Description of the task: Leave the pictures out and print every record below exactly as it stands.

Source records:
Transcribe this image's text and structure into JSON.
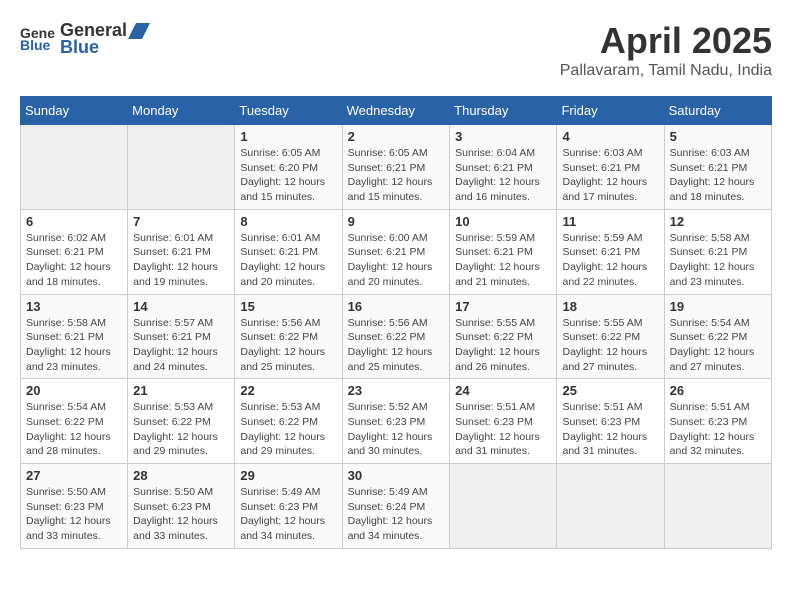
{
  "header": {
    "logo_general": "General",
    "logo_blue": "Blue",
    "month": "April 2025",
    "location": "Pallavaram, Tamil Nadu, India"
  },
  "days_of_week": [
    "Sunday",
    "Monday",
    "Tuesday",
    "Wednesday",
    "Thursday",
    "Friday",
    "Saturday"
  ],
  "weeks": [
    [
      {
        "day": "",
        "sunrise": "",
        "sunset": "",
        "daylight": ""
      },
      {
        "day": "",
        "sunrise": "",
        "sunset": "",
        "daylight": ""
      },
      {
        "day": "1",
        "sunrise": "Sunrise: 6:05 AM",
        "sunset": "Sunset: 6:20 PM",
        "daylight": "Daylight: 12 hours and 15 minutes."
      },
      {
        "day": "2",
        "sunrise": "Sunrise: 6:05 AM",
        "sunset": "Sunset: 6:21 PM",
        "daylight": "Daylight: 12 hours and 15 minutes."
      },
      {
        "day": "3",
        "sunrise": "Sunrise: 6:04 AM",
        "sunset": "Sunset: 6:21 PM",
        "daylight": "Daylight: 12 hours and 16 minutes."
      },
      {
        "day": "4",
        "sunrise": "Sunrise: 6:03 AM",
        "sunset": "Sunset: 6:21 PM",
        "daylight": "Daylight: 12 hours and 17 minutes."
      },
      {
        "day": "5",
        "sunrise": "Sunrise: 6:03 AM",
        "sunset": "Sunset: 6:21 PM",
        "daylight": "Daylight: 12 hours and 18 minutes."
      }
    ],
    [
      {
        "day": "6",
        "sunrise": "Sunrise: 6:02 AM",
        "sunset": "Sunset: 6:21 PM",
        "daylight": "Daylight: 12 hours and 18 minutes."
      },
      {
        "day": "7",
        "sunrise": "Sunrise: 6:01 AM",
        "sunset": "Sunset: 6:21 PM",
        "daylight": "Daylight: 12 hours and 19 minutes."
      },
      {
        "day": "8",
        "sunrise": "Sunrise: 6:01 AM",
        "sunset": "Sunset: 6:21 PM",
        "daylight": "Daylight: 12 hours and 20 minutes."
      },
      {
        "day": "9",
        "sunrise": "Sunrise: 6:00 AM",
        "sunset": "Sunset: 6:21 PM",
        "daylight": "Daylight: 12 hours and 20 minutes."
      },
      {
        "day": "10",
        "sunrise": "Sunrise: 5:59 AM",
        "sunset": "Sunset: 6:21 PM",
        "daylight": "Daylight: 12 hours and 21 minutes."
      },
      {
        "day": "11",
        "sunrise": "Sunrise: 5:59 AM",
        "sunset": "Sunset: 6:21 PM",
        "daylight": "Daylight: 12 hours and 22 minutes."
      },
      {
        "day": "12",
        "sunrise": "Sunrise: 5:58 AM",
        "sunset": "Sunset: 6:21 PM",
        "daylight": "Daylight: 12 hours and 23 minutes."
      }
    ],
    [
      {
        "day": "13",
        "sunrise": "Sunrise: 5:58 AM",
        "sunset": "Sunset: 6:21 PM",
        "daylight": "Daylight: 12 hours and 23 minutes."
      },
      {
        "day": "14",
        "sunrise": "Sunrise: 5:57 AM",
        "sunset": "Sunset: 6:21 PM",
        "daylight": "Daylight: 12 hours and 24 minutes."
      },
      {
        "day": "15",
        "sunrise": "Sunrise: 5:56 AM",
        "sunset": "Sunset: 6:22 PM",
        "daylight": "Daylight: 12 hours and 25 minutes."
      },
      {
        "day": "16",
        "sunrise": "Sunrise: 5:56 AM",
        "sunset": "Sunset: 6:22 PM",
        "daylight": "Daylight: 12 hours and 25 minutes."
      },
      {
        "day": "17",
        "sunrise": "Sunrise: 5:55 AM",
        "sunset": "Sunset: 6:22 PM",
        "daylight": "Daylight: 12 hours and 26 minutes."
      },
      {
        "day": "18",
        "sunrise": "Sunrise: 5:55 AM",
        "sunset": "Sunset: 6:22 PM",
        "daylight": "Daylight: 12 hours and 27 minutes."
      },
      {
        "day": "19",
        "sunrise": "Sunrise: 5:54 AM",
        "sunset": "Sunset: 6:22 PM",
        "daylight": "Daylight: 12 hours and 27 minutes."
      }
    ],
    [
      {
        "day": "20",
        "sunrise": "Sunrise: 5:54 AM",
        "sunset": "Sunset: 6:22 PM",
        "daylight": "Daylight: 12 hours and 28 minutes."
      },
      {
        "day": "21",
        "sunrise": "Sunrise: 5:53 AM",
        "sunset": "Sunset: 6:22 PM",
        "daylight": "Daylight: 12 hours and 29 minutes."
      },
      {
        "day": "22",
        "sunrise": "Sunrise: 5:53 AM",
        "sunset": "Sunset: 6:22 PM",
        "daylight": "Daylight: 12 hours and 29 minutes."
      },
      {
        "day": "23",
        "sunrise": "Sunrise: 5:52 AM",
        "sunset": "Sunset: 6:23 PM",
        "daylight": "Daylight: 12 hours and 30 minutes."
      },
      {
        "day": "24",
        "sunrise": "Sunrise: 5:51 AM",
        "sunset": "Sunset: 6:23 PM",
        "daylight": "Daylight: 12 hours and 31 minutes."
      },
      {
        "day": "25",
        "sunrise": "Sunrise: 5:51 AM",
        "sunset": "Sunset: 6:23 PM",
        "daylight": "Daylight: 12 hours and 31 minutes."
      },
      {
        "day": "26",
        "sunrise": "Sunrise: 5:51 AM",
        "sunset": "Sunset: 6:23 PM",
        "daylight": "Daylight: 12 hours and 32 minutes."
      }
    ],
    [
      {
        "day": "27",
        "sunrise": "Sunrise: 5:50 AM",
        "sunset": "Sunset: 6:23 PM",
        "daylight": "Daylight: 12 hours and 33 minutes."
      },
      {
        "day": "28",
        "sunrise": "Sunrise: 5:50 AM",
        "sunset": "Sunset: 6:23 PM",
        "daylight": "Daylight: 12 hours and 33 minutes."
      },
      {
        "day": "29",
        "sunrise": "Sunrise: 5:49 AM",
        "sunset": "Sunset: 6:23 PM",
        "daylight": "Daylight: 12 hours and 34 minutes."
      },
      {
        "day": "30",
        "sunrise": "Sunrise: 5:49 AM",
        "sunset": "Sunset: 6:24 PM",
        "daylight": "Daylight: 12 hours and 34 minutes."
      },
      {
        "day": "",
        "sunrise": "",
        "sunset": "",
        "daylight": ""
      },
      {
        "day": "",
        "sunrise": "",
        "sunset": "",
        "daylight": ""
      },
      {
        "day": "",
        "sunrise": "",
        "sunset": "",
        "daylight": ""
      }
    ]
  ]
}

Exercise result:
Transcribe this image's text and structure into JSON.
{
  "header": {
    "logo_general": "General",
    "logo_blue": "Blue",
    "month": "April 2025",
    "location": "Pallavaram, Tamil Nadu, India"
  },
  "days_of_week": [
    "Sunday",
    "Monday",
    "Tuesday",
    "Wednesday",
    "Thursday",
    "Friday",
    "Saturday"
  ],
  "weeks": [
    [
      {
        "day": "",
        "sunrise": "",
        "sunset": "",
        "daylight": ""
      },
      {
        "day": "",
        "sunrise": "",
        "sunset": "",
        "daylight": ""
      },
      {
        "day": "1",
        "sunrise": "Sunrise: 6:05 AM",
        "sunset": "Sunset: 6:20 PM",
        "daylight": "Daylight: 12 hours and 15 minutes."
      },
      {
        "day": "2",
        "sunrise": "Sunrise: 6:05 AM",
        "sunset": "Sunset: 6:21 PM",
        "daylight": "Daylight: 12 hours and 15 minutes."
      },
      {
        "day": "3",
        "sunrise": "Sunrise: 6:04 AM",
        "sunset": "Sunset: 6:21 PM",
        "daylight": "Daylight: 12 hours and 16 minutes."
      },
      {
        "day": "4",
        "sunrise": "Sunrise: 6:03 AM",
        "sunset": "Sunset: 6:21 PM",
        "daylight": "Daylight: 12 hours and 17 minutes."
      },
      {
        "day": "5",
        "sunrise": "Sunrise: 6:03 AM",
        "sunset": "Sunset: 6:21 PM",
        "daylight": "Daylight: 12 hours and 18 minutes."
      }
    ],
    [
      {
        "day": "6",
        "sunrise": "Sunrise: 6:02 AM",
        "sunset": "Sunset: 6:21 PM",
        "daylight": "Daylight: 12 hours and 18 minutes."
      },
      {
        "day": "7",
        "sunrise": "Sunrise: 6:01 AM",
        "sunset": "Sunset: 6:21 PM",
        "daylight": "Daylight: 12 hours and 19 minutes."
      },
      {
        "day": "8",
        "sunrise": "Sunrise: 6:01 AM",
        "sunset": "Sunset: 6:21 PM",
        "daylight": "Daylight: 12 hours and 20 minutes."
      },
      {
        "day": "9",
        "sunrise": "Sunrise: 6:00 AM",
        "sunset": "Sunset: 6:21 PM",
        "daylight": "Daylight: 12 hours and 20 minutes."
      },
      {
        "day": "10",
        "sunrise": "Sunrise: 5:59 AM",
        "sunset": "Sunset: 6:21 PM",
        "daylight": "Daylight: 12 hours and 21 minutes."
      },
      {
        "day": "11",
        "sunrise": "Sunrise: 5:59 AM",
        "sunset": "Sunset: 6:21 PM",
        "daylight": "Daylight: 12 hours and 22 minutes."
      },
      {
        "day": "12",
        "sunrise": "Sunrise: 5:58 AM",
        "sunset": "Sunset: 6:21 PM",
        "daylight": "Daylight: 12 hours and 23 minutes."
      }
    ],
    [
      {
        "day": "13",
        "sunrise": "Sunrise: 5:58 AM",
        "sunset": "Sunset: 6:21 PM",
        "daylight": "Daylight: 12 hours and 23 minutes."
      },
      {
        "day": "14",
        "sunrise": "Sunrise: 5:57 AM",
        "sunset": "Sunset: 6:21 PM",
        "daylight": "Daylight: 12 hours and 24 minutes."
      },
      {
        "day": "15",
        "sunrise": "Sunrise: 5:56 AM",
        "sunset": "Sunset: 6:22 PM",
        "daylight": "Daylight: 12 hours and 25 minutes."
      },
      {
        "day": "16",
        "sunrise": "Sunrise: 5:56 AM",
        "sunset": "Sunset: 6:22 PM",
        "daylight": "Daylight: 12 hours and 25 minutes."
      },
      {
        "day": "17",
        "sunrise": "Sunrise: 5:55 AM",
        "sunset": "Sunset: 6:22 PM",
        "daylight": "Daylight: 12 hours and 26 minutes."
      },
      {
        "day": "18",
        "sunrise": "Sunrise: 5:55 AM",
        "sunset": "Sunset: 6:22 PM",
        "daylight": "Daylight: 12 hours and 27 minutes."
      },
      {
        "day": "19",
        "sunrise": "Sunrise: 5:54 AM",
        "sunset": "Sunset: 6:22 PM",
        "daylight": "Daylight: 12 hours and 27 minutes."
      }
    ],
    [
      {
        "day": "20",
        "sunrise": "Sunrise: 5:54 AM",
        "sunset": "Sunset: 6:22 PM",
        "daylight": "Daylight: 12 hours and 28 minutes."
      },
      {
        "day": "21",
        "sunrise": "Sunrise: 5:53 AM",
        "sunset": "Sunset: 6:22 PM",
        "daylight": "Daylight: 12 hours and 29 minutes."
      },
      {
        "day": "22",
        "sunrise": "Sunrise: 5:53 AM",
        "sunset": "Sunset: 6:22 PM",
        "daylight": "Daylight: 12 hours and 29 minutes."
      },
      {
        "day": "23",
        "sunrise": "Sunrise: 5:52 AM",
        "sunset": "Sunset: 6:23 PM",
        "daylight": "Daylight: 12 hours and 30 minutes."
      },
      {
        "day": "24",
        "sunrise": "Sunrise: 5:51 AM",
        "sunset": "Sunset: 6:23 PM",
        "daylight": "Daylight: 12 hours and 31 minutes."
      },
      {
        "day": "25",
        "sunrise": "Sunrise: 5:51 AM",
        "sunset": "Sunset: 6:23 PM",
        "daylight": "Daylight: 12 hours and 31 minutes."
      },
      {
        "day": "26",
        "sunrise": "Sunrise: 5:51 AM",
        "sunset": "Sunset: 6:23 PM",
        "daylight": "Daylight: 12 hours and 32 minutes."
      }
    ],
    [
      {
        "day": "27",
        "sunrise": "Sunrise: 5:50 AM",
        "sunset": "Sunset: 6:23 PM",
        "daylight": "Daylight: 12 hours and 33 minutes."
      },
      {
        "day": "28",
        "sunrise": "Sunrise: 5:50 AM",
        "sunset": "Sunset: 6:23 PM",
        "daylight": "Daylight: 12 hours and 33 minutes."
      },
      {
        "day": "29",
        "sunrise": "Sunrise: 5:49 AM",
        "sunset": "Sunset: 6:23 PM",
        "daylight": "Daylight: 12 hours and 34 minutes."
      },
      {
        "day": "30",
        "sunrise": "Sunrise: 5:49 AM",
        "sunset": "Sunset: 6:24 PM",
        "daylight": "Daylight: 12 hours and 34 minutes."
      },
      {
        "day": "",
        "sunrise": "",
        "sunset": "",
        "daylight": ""
      },
      {
        "day": "",
        "sunrise": "",
        "sunset": "",
        "daylight": ""
      },
      {
        "day": "",
        "sunrise": "",
        "sunset": "",
        "daylight": ""
      }
    ]
  ]
}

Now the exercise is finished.